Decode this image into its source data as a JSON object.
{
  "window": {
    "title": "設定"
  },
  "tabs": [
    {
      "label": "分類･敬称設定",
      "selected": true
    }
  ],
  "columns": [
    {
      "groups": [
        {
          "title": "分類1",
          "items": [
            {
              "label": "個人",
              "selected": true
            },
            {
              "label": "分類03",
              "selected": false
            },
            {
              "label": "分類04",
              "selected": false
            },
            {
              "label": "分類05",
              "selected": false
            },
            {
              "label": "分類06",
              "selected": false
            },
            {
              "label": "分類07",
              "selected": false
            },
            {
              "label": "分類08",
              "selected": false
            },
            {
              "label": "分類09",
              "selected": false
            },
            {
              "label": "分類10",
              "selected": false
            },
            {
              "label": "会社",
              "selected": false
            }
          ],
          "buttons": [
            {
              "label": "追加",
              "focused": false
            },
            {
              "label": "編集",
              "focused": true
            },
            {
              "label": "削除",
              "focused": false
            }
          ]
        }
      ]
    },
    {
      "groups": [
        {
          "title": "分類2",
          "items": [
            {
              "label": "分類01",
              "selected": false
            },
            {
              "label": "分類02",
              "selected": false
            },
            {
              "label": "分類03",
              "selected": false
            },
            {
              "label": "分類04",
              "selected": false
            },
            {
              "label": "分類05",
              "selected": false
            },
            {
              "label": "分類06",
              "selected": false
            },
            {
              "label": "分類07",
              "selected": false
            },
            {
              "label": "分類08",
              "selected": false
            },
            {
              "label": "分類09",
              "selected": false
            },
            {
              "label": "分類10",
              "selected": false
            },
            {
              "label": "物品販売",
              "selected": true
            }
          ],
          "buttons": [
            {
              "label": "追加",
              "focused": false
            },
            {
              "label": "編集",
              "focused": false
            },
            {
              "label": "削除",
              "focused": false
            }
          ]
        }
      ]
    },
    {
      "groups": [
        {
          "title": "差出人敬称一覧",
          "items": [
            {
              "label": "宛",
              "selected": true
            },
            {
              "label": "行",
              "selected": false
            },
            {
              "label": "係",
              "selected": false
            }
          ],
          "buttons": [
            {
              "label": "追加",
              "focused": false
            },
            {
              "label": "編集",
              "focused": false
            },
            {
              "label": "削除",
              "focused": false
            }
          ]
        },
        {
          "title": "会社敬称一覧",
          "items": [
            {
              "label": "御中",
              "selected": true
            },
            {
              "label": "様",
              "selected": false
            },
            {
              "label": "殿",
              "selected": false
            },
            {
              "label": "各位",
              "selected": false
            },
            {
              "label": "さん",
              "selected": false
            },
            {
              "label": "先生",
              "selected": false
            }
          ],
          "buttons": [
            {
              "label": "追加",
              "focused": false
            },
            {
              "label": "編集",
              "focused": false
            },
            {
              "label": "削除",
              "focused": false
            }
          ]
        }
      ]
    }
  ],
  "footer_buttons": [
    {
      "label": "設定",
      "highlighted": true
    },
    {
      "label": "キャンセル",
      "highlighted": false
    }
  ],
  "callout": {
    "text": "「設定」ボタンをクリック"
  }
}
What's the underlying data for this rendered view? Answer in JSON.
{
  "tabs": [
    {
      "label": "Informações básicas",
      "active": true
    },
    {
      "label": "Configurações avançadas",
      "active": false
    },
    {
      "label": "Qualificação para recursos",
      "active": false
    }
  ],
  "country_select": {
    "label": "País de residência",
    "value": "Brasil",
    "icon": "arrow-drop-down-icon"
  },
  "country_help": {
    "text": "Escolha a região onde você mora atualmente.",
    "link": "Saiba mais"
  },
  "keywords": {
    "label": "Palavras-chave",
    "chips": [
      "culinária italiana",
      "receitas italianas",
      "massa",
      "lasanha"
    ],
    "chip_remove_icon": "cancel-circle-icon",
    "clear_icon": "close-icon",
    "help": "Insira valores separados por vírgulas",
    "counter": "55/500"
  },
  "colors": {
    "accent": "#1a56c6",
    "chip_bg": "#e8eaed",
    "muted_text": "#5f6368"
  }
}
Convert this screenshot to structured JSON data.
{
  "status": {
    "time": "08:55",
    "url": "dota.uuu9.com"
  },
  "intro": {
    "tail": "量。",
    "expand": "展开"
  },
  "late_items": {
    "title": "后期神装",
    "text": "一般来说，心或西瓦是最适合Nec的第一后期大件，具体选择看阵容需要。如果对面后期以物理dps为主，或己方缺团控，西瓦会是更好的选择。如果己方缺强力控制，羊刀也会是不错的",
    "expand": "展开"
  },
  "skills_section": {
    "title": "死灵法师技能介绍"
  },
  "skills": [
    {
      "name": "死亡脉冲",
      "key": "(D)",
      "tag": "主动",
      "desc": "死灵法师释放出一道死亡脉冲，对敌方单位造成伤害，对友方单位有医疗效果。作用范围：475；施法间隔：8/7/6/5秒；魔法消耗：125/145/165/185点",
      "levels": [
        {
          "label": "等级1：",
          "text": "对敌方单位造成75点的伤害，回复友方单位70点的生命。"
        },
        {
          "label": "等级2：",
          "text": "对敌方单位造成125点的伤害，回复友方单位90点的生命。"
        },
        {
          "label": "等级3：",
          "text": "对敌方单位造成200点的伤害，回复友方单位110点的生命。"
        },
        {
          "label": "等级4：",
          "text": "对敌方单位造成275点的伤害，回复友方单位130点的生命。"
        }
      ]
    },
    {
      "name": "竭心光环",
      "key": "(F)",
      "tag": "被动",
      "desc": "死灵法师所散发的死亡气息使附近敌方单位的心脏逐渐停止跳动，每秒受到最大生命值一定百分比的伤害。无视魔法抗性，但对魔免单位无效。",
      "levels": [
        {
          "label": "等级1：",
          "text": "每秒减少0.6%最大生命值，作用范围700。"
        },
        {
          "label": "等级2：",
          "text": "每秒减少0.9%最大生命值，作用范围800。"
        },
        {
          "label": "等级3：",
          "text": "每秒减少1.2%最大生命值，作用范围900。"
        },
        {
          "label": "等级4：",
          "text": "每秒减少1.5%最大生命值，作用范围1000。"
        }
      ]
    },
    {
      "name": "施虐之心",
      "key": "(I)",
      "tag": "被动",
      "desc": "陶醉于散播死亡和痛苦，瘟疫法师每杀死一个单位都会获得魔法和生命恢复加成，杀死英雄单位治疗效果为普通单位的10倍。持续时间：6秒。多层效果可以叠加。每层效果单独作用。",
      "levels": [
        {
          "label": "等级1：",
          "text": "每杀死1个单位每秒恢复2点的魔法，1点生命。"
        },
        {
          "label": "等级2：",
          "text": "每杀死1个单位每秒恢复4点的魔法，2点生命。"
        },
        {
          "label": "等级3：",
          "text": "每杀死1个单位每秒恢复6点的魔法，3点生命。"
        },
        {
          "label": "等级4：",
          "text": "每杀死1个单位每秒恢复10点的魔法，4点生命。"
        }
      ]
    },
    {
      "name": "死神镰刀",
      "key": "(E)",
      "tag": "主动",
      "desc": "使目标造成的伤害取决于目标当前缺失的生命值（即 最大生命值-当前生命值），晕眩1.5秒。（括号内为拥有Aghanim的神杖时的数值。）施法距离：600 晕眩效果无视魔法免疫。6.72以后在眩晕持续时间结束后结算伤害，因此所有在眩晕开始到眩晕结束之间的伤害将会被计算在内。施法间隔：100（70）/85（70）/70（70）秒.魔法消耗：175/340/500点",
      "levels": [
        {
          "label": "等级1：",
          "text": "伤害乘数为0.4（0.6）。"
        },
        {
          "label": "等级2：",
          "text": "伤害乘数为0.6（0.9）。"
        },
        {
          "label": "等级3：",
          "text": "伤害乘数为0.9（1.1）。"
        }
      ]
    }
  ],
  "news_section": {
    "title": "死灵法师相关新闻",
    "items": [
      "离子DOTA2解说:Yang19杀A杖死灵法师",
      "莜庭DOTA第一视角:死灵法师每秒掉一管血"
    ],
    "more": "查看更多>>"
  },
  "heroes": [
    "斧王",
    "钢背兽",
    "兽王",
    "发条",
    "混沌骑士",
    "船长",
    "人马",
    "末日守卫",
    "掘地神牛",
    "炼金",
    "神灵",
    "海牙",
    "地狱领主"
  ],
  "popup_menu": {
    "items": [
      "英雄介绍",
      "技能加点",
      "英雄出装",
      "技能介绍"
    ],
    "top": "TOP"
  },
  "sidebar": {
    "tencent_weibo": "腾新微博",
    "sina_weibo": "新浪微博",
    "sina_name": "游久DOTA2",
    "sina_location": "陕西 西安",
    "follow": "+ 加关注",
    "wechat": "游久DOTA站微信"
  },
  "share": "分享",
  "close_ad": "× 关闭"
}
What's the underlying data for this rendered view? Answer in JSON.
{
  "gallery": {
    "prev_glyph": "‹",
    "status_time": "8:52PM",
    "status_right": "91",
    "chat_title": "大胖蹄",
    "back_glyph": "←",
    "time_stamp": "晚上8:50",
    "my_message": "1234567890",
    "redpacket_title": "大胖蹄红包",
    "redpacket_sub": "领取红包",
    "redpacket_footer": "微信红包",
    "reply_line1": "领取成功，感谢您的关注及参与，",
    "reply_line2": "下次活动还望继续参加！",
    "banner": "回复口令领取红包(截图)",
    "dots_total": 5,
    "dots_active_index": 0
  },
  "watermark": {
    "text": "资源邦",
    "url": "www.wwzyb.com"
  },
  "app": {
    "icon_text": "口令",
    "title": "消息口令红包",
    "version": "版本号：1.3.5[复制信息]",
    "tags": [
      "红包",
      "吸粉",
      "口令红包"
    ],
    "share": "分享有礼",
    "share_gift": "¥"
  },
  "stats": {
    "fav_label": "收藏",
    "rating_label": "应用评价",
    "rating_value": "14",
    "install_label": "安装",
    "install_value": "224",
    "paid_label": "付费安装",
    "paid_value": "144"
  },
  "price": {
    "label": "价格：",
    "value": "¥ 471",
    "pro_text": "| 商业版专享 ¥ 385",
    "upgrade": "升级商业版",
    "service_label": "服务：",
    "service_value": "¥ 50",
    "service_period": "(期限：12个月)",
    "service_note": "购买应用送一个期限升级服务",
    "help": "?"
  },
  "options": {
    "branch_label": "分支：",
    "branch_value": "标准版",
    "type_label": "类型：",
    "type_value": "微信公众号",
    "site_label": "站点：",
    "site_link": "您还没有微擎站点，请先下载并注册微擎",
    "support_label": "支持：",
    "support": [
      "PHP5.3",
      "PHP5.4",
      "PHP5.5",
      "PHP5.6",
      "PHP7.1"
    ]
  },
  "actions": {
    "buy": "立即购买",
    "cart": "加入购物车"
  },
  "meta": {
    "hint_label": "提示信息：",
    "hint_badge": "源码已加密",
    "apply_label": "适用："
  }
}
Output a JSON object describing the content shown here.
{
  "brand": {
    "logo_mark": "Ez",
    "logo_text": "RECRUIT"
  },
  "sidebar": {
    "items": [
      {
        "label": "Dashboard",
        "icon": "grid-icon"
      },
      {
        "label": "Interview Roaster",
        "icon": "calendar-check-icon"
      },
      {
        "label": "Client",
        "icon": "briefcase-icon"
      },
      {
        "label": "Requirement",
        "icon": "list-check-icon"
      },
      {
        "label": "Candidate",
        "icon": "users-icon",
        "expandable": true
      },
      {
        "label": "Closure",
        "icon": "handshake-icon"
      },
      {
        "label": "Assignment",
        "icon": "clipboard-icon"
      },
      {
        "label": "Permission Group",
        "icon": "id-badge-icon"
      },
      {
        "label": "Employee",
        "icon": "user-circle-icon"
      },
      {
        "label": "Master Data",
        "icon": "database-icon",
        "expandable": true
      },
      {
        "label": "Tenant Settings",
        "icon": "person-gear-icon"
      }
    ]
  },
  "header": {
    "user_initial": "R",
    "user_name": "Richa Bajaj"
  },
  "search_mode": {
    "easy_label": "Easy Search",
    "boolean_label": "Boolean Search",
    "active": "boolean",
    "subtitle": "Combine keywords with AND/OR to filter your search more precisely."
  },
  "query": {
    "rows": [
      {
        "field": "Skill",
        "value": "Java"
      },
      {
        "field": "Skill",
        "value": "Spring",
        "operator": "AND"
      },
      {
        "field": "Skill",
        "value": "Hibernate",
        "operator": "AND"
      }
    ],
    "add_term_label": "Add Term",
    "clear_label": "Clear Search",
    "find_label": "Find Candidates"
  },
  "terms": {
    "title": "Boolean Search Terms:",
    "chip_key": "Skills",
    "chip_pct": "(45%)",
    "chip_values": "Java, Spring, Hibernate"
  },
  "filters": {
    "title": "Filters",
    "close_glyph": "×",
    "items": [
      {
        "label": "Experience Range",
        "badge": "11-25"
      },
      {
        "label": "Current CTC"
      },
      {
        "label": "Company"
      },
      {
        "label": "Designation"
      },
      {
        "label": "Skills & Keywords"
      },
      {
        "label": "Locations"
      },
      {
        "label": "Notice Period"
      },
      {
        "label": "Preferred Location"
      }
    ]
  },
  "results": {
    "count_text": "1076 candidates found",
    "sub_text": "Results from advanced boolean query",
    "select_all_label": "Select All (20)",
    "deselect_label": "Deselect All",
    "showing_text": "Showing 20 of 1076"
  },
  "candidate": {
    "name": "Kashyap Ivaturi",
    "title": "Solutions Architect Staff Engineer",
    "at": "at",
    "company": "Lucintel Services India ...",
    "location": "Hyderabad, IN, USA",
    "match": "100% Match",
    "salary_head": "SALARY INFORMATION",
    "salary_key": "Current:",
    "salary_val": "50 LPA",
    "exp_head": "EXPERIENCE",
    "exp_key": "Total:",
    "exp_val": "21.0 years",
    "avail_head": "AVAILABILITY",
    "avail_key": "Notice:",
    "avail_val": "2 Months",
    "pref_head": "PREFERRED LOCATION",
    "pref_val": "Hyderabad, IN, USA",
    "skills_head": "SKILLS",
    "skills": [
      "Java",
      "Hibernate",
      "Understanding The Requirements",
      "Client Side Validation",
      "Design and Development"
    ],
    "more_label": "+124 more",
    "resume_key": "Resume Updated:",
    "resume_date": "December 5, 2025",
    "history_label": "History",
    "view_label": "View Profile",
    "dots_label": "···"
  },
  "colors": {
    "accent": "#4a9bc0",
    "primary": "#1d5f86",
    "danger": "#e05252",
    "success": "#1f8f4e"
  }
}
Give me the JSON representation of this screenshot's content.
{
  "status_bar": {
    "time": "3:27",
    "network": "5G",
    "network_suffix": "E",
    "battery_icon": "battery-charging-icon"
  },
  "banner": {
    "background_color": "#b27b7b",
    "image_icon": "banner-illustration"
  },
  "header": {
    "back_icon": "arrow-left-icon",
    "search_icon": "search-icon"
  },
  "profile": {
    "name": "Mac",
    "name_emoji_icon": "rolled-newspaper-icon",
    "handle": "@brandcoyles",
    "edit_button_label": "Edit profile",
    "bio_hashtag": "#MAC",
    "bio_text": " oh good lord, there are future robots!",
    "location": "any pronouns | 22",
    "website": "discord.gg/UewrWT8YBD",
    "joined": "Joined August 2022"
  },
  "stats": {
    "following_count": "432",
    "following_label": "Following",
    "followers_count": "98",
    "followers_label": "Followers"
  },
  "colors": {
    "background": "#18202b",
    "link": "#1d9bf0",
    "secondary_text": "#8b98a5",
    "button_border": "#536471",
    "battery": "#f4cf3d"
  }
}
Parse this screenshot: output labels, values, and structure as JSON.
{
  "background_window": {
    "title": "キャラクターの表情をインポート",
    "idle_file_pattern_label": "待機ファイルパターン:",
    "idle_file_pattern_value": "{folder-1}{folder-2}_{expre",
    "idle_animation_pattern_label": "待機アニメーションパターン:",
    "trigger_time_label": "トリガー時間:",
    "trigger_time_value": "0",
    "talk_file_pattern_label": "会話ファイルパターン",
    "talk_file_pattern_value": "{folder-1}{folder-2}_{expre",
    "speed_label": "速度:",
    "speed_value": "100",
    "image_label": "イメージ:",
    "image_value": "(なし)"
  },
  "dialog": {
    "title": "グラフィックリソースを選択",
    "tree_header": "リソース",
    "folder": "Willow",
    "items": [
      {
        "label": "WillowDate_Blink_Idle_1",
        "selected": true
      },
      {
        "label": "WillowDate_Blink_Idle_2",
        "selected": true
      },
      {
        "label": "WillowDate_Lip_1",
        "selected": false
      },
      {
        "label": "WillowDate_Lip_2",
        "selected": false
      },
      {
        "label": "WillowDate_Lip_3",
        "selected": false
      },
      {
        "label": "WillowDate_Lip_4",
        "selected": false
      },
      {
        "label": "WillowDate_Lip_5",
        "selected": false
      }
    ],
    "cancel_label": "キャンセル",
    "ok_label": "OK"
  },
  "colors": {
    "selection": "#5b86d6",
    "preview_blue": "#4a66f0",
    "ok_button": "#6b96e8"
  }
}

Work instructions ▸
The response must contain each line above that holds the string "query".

Answer to this task ▸
  "query": {
    "sub_text": "Results from advanced boolean query",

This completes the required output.